[EXTRACTED RECORDS]
......
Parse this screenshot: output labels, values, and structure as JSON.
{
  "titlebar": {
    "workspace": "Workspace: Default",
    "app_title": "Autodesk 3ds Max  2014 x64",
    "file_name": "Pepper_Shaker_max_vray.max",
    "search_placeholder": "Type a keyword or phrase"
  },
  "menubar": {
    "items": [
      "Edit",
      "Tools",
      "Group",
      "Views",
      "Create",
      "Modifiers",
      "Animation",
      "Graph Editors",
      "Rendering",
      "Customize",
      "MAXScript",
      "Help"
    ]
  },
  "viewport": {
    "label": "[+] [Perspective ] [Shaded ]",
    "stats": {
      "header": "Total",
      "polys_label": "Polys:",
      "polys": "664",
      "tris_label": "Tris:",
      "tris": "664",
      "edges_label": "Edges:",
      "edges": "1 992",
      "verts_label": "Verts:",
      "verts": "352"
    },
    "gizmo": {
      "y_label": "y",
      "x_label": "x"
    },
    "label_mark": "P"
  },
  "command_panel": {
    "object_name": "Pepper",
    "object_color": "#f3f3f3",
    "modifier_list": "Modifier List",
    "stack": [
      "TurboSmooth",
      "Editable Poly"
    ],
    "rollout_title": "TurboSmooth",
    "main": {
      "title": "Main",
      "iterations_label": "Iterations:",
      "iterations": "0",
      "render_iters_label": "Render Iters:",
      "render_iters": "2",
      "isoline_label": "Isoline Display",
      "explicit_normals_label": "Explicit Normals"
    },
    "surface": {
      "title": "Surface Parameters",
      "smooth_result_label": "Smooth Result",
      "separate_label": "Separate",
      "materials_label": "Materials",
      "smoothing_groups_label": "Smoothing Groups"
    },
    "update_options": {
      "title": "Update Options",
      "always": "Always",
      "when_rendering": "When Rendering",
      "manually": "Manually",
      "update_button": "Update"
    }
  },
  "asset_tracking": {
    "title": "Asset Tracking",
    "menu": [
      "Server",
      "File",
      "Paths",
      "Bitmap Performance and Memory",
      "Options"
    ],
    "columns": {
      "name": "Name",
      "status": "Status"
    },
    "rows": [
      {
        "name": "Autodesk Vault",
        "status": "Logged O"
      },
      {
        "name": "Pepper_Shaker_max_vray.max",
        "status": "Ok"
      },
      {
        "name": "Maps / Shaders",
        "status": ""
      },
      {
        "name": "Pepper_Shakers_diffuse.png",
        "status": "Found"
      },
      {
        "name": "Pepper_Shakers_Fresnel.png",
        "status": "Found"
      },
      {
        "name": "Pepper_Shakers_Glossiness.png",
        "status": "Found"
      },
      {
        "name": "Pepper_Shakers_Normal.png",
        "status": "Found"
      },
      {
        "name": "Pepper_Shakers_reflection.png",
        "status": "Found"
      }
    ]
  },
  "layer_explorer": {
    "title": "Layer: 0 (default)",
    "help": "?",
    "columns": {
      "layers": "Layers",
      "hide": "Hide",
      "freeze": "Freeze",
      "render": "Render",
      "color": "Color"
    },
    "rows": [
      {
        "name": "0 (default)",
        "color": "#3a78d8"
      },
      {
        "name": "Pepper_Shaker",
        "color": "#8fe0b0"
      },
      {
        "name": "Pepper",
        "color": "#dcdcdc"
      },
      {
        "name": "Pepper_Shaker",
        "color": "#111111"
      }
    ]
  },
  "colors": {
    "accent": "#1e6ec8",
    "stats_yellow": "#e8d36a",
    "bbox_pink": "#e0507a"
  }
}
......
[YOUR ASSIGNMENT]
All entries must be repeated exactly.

[SOLUTION TO THIS TASK]
Parse this screenshot: output labels, values, and structure as JSON.
{
  "titlebar": {
    "workspace": "Workspace: Default",
    "app_title": "Autodesk 3ds Max  2014 x64",
    "file_name": "Pepper_Shaker_max_vray.max",
    "search_placeholder": "Type a keyword or phrase"
  },
  "menubar": {
    "items": [
      "Edit",
      "Tools",
      "Group",
      "Views",
      "Create",
      "Modifiers",
      "Animation",
      "Graph Editors",
      "Rendering",
      "Customize",
      "MAXScript",
      "Help"
    ]
  },
  "viewport": {
    "label": "[+] [Perspective ] [Shaded ]",
    "stats": {
      "header": "Total",
      "polys_label": "Polys:",
      "polys": "664",
      "tris_label": "Tris:",
      "tris": "664",
      "edges_label": "Edges:",
      "edges": "1 992",
      "verts_label": "Verts:",
      "verts": "352"
    },
    "gizmo": {
      "y_label": "y",
      "x_label": "x"
    },
    "label_mark": "P"
  },
  "command_panel": {
    "object_name": "Pepper",
    "object_color": "#f3f3f3",
    "modifier_list": "Modifier List",
    "stack": [
      "TurboSmooth",
      "Editable Poly"
    ],
    "rollout_title": "TurboSmooth",
    "main": {
      "title": "Main",
      "iterations_label": "Iterations:",
      "iterations": "0",
      "render_iters_label": "Render Iters:",
      "render_iters": "2",
      "isoline_label": "Isoline Display",
      "explicit_normals_label": "Explicit Normals"
    },
    "surface": {
      "title": "Surface Parameters",
      "smooth_result_label": "Smooth Result",
      "separate_label": "Separate",
      "materials_label": "Materials",
      "smoothing_groups_label": "Smoothing Groups"
    },
    "update_options": {
      "title": "Update Options",
      "always": "Always",
      "when_rendering": "When Rendering",
      "manually": "Manually",
      "update_button": "Update"
    }
  },
  "asset_tracking": {
    "title": "Asset Tracking",
    "menu": [
      "Server",
      "File",
      "Paths",
      "Bitmap Performance and Memory",
      "Options"
    ],
    "columns": {
      "name": "Name",
      "status": "Status"
    },
    "rows": [
      {
        "name": "Autodesk Vault",
        "status": "Logged O"
      },
      {
        "name": "Pepper_Shaker_max_vray.max",
        "status": "Ok"
      },
      {
        "name": "Maps / Shaders",
        "status": ""
      },
      {
        "name": "Pepper_Shakers_diffuse.png",
        "status": "Found"
      },
      {
        "name": "Pepper_Shakers_Fresnel.png",
        "status": "Found"
      },
      {
        "name": "Pepper_Shakers_Glossiness.png",
        "status": "Found"
      },
      {
        "name": "Pepper_Shakers_Normal.png",
        "status": "Found"
      },
      {
        "name": "Pepper_Shakers_reflection.png",
        "status": "Found"
      }
    ]
  },
  "layer_explorer": {
    "title": "Layer: 0 (default)",
    "help": "?",
    "columns": {
      "layers": "Layers",
      "hide": "Hide",
      "freeze": "Freeze",
      "render": "Render",
      "color": "Color"
    },
    "rows": [
      {
        "name": "0 (default)",
        "color": "#3a78d8"
      },
      {
        "name": "Pepper_Shaker",
        "color": "#8fe0b0"
      },
      {
        "name": "Pepper",
        "color": "#dcdcdc"
      },
      {
        "name": "Pepper_Shaker",
        "color": "#111111"
      }
    ]
  },
  "colors": {
    "accent": "#1e6ec8",
    "stats_yellow": "#e8d36a",
    "bbox_pink": "#e0507a"
  }
}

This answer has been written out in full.